Are you a survivor? Do you have a loved one who has beaten cancer? Please know that a cure would not be possible without these brilliant researchers and wonderful animals. Take a minute to watch a part of Jen’s story below- I hope it will give you a new appreciation for the work behind the scenes!
Video from the Foundation for Biomedical Research
New research suggests that restricting calories may improve the success of certain cancer treatments.
When studying mouse models of human cancer, the mice that were calorie-restricted while receiving cancer treatment lived for much longer than the mice receiving cancer treatments alone!
When we eat, our bodies metabolize the food and then produce energy that assists in protein building. Limiting the production of certain proteins could be beneficial in some cases- specifically, proteins linked to cancer!
This is significant, because not only could this be a relatively easy way for patients to increase their chances of survival, but it could also lead to new research that could identify specific aspects of our diets that may be able to increase cancer cells’ sensitivity to treatment. Check it out!
Venomous snakes, while usually beautiful, aren’t really the kind of animals that come to mind when we think of “animals helping people.” But researchers are discovering that proteins in snake venom could be extremely effective as cancer treatments!
To put it as simply as possible, cancer cells are problematic because they spread through the bloodstream, attach to new sites in the body, and signal new blood vessels to grow and supply them with nutrients.
Snake venom, on the other hand, is problematic because it prevents clotting and disrupts the nervous system. But it turns out that in addition to preventing clotting (by preventing platelets from attaching together), copperhead venom proteins also prevent cancer cells from attaching to other cells. AND- research showed that the venom also prevented cancer cells from signaling new blood vessel growth! In mouse studies, these proteins were very successful in preventing the spread of cancer cells.
The next step will be testing this protein compound on women with breast cancer. And don’t think it stops there- read more about the potential for snake venom to treat stroke, Alzheimer’s, and Parkinson’s patients. Rattlesnakes, pit vipers, mambas- the amazing research taking place is yet another reason to be in awe of these beautiful animals!
The human lymphatic system
Researchers at ETH Zurich in Switzerland have discovered that a protein called IL-7 (a protein that regulates T-cells and is important in immune defense) could possibly be the answer to a treatment for lymphedema. Lymphedema is a condition that is caused by impaired lymphatic system function. Breast cancer treatment is the most common cause of lymphedema in the U.S. (tumor removal often damages lymph tissue and vessels), but it also has other causes, including parasite infection. Characterized by swelling in the extremities, currently there is no treatment or cure for lymphedema, and patients must rely on physical therapy and compression of the affected extremity to relieve symptoms. In mouse studies, mice with functioning IL-7 receptors were shown to have much better lymphatic drainage than mice that were modified to lack a functioning IL-7 receptor.
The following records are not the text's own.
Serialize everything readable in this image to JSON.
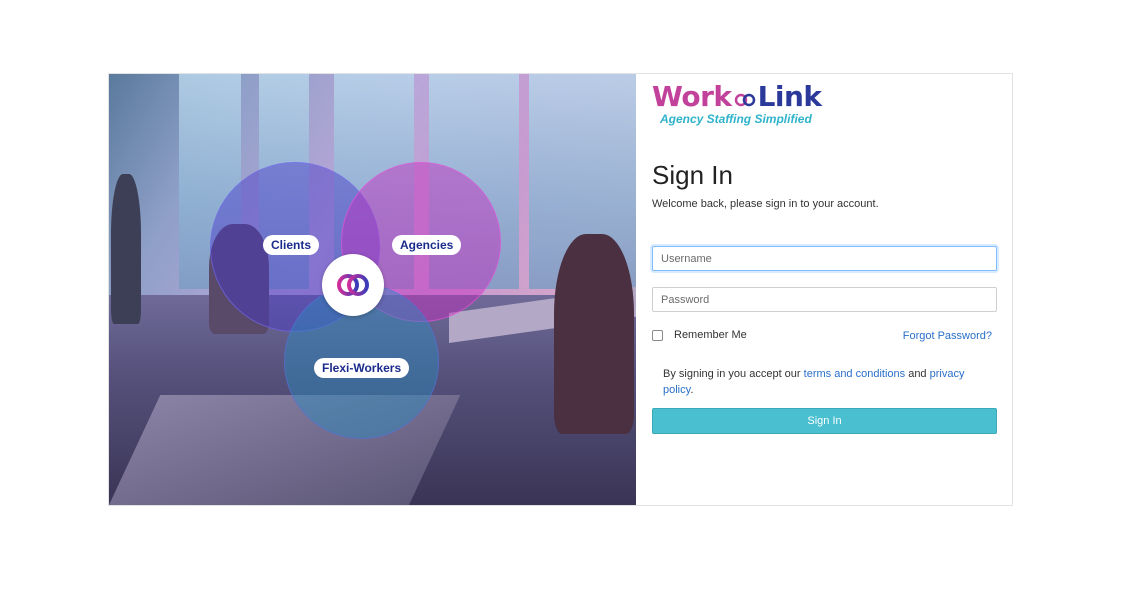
{
  "hero": {
    "labels": {
      "clients": "Clients",
      "agencies": "Agencies",
      "flexi_workers": "Flexi-Workers"
    },
    "center_icon": "worklink-symbol-icon"
  },
  "brand": {
    "word1": "Work",
    "word2": "Link",
    "tagline": "Agency Staffing Simplified",
    "colors": {
      "work": "#c2419a",
      "link": "#2b3a9a",
      "tagline": "#2fb3c9"
    }
  },
  "form": {
    "title": "Sign In",
    "subtitle": "Welcome back, please sign in to your account.",
    "username_placeholder": "Username",
    "password_placeholder": "Password",
    "remember_label": "Remember Me",
    "forgot_label": "Forgot Password?",
    "terms_prefix": "By signing in you accept our ",
    "terms_link": "terms and conditions",
    "terms_and": " and ",
    "privacy_link": "privacy policy",
    "terms_suffix": ".",
    "submit_label": "Sign In",
    "colors": {
      "button": "#49bfcf",
      "link": "#2a6fc9"
    }
  }
}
Mice with increased production of IL-7 showed an increase in lymphatic drainage, and normal, healthy mice given the protein also showed an improvement in lymphatic drainage function. Researchers can now use these findings to develop new experiments to possibly create a treatment with IL-7 that could either help prevent lymphedema or treat existing lymphedema. Is it is estimated that 140-250 million people are affected worldwide by lymphedema, so a potential for a new treatment is very encouraging. Even more encouraging is the fact that IL-7 is already being tested in clinical trials for other indications, so if further research shows promise, a treatment could be closer than you might think!